Have you ever loaned money to a family member or friend? If so, were you paid back?
If you answered “yes” to the first question and “no” to the second one, you are not alone according to a survey from the financial decision-making site Bankrate.
Personal Loans to Friends and Family Members Are Often Not Paid Back
According to Bankrate’s polling of nearly 2,300 U.S. adults:
- 54% of Americans have helped out a friend or family member by lending them cash with the expectation of being paid back.
- 19% have let someone close to them borrow their credit card.
- 21% have co-signed for a financial product like a loan or rental.
People who lent money to a loved one probably regretted it nearly half of the time: 44% of them said that their act of kindness ended with a “negative outcome.” In this case, negative outcomes took the forms of losing that money (38% of the time) or harming relationships with the borrower (23% of the time).
Those who let a friend or family member borrow their credit card introduced a new possible negative outcome: 14% of those respondents say their credit scores suffered as a result.
What Clark Says About Helping Out Friends and Family Financially
Money expert Clark Howard has two rules about lending money to family and friends.

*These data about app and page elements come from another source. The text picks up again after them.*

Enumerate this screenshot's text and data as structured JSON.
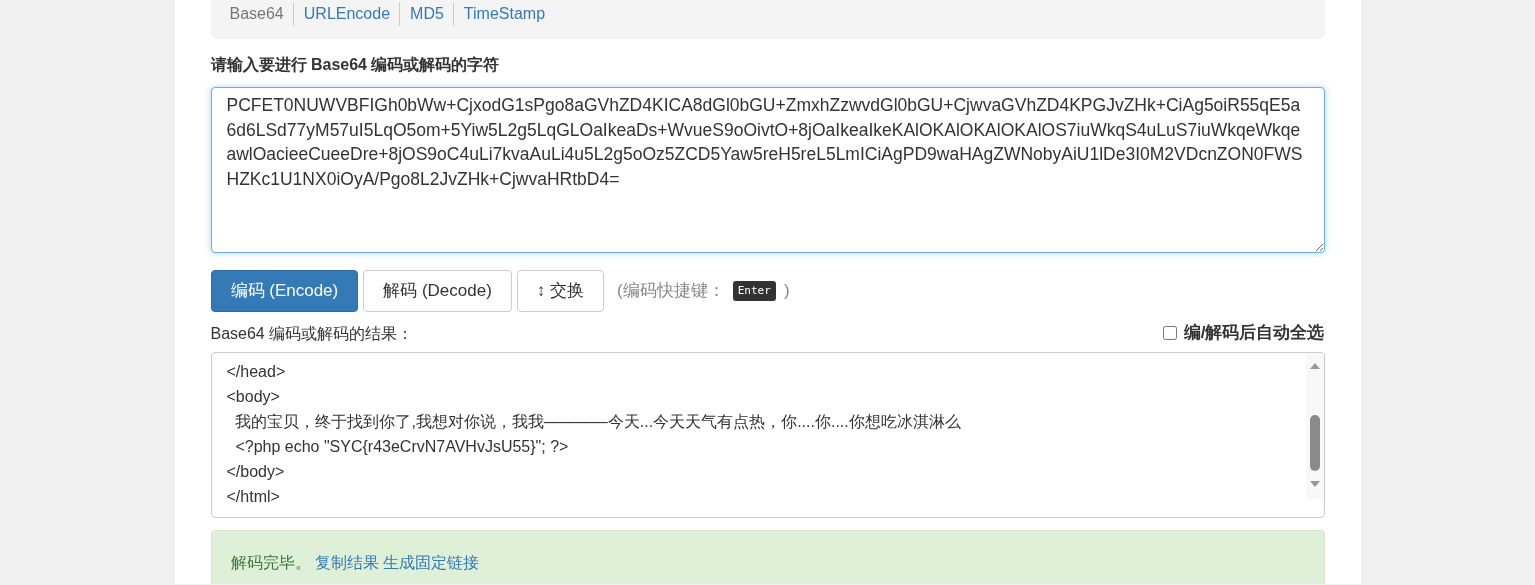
{
  "nav": [
    {
      "label": "Base64",
      "selected": true
    },
    {
      "label": "URLEncode",
      "selected": false
    },
    {
      "label": "MD5",
      "selected": false
    },
    {
      "label": "TimeStamp",
      "selected": false
    }
  ],
  "input_label": "请输入要进行 Base64 编码或解码的字符",
  "input_value": "PCFET0NUWVBFIGh0bWw+CjxodG1sPgo8aGVhZD4KICA8dGl0bGU+ZmxhZzwvdGl0bGU+CjwvaGVhZD4KPGJvZHk+CiAg5oiR55qE5a6d6LSd77yM57uI5LqO5om+5Yiw5L2g5LqGLOaIkeaDs+WvueS9oOivtO+8jOaIkeaIkeKAlOKAlOKAlOKAlOS7iuWkqS4uLuS7iuWkqeWkqeawlOacieeCueeDre+8jOS9oC4uLi7kvaAuLi4u5L2g5oOz5ZCD5Yaw5reH5reL5LmICiAgPD9waHAgZWNobyAiU1lDe3I0M2VDcnZON0FWSHZKc1U1NX0iOyA/Pgo8L2JvZHk+CjwvaHRtbD4=",
  "buttons": [
    {
      "label": "编码 (Encode)",
      "kind": "primary"
    },
    {
      "label": "解码 (Decode)",
      "kind": "default"
    },
    {
      "label": "↕ 交换",
      "kind": "default"
    }
  ],
  "hint": {
    "text": "(编码快捷键：",
    "key": "Enter",
    "close": ")"
  },
  "result_label": "Base64 编码或解码的结果：",
  "auto_select": {
    "label": "编/解码后自动全选",
    "checked": false
  },
  "output_lines": [
    "</head>",
    "<body>",
    "  我的宝贝，终于找到你了,我想对你说，我我————今天...今天天气有点热，你....你....你想吃冰淇淋么",
    "  <?php echo \"SYC{r43eCrvN7AVHvJsU55}\"; ?>",
    "</body>",
    "</html>"
  ],
  "alert": {
    "message": "解码完毕。",
    "links": [
      "复制结果",
      "生成固定链接"
    ]
  }
}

“One: Treat it as a one-time only thing,” he says. “And two: Treat any money you lend as a gift rather than as a loan. That way if you do actually get paid back, it’s a happy surprise.”
Other ways you can help out someone in a tough spot include:
- Getting them on the right financial path by working with them on creating a budget
- Exposing them to different ways to make extra money
- Instead of loaning out your credit card, introduce them to the idea of a secured card
Have questions about helping out friends or family who need money? Call our Consumer Action Center at 636-492-5275.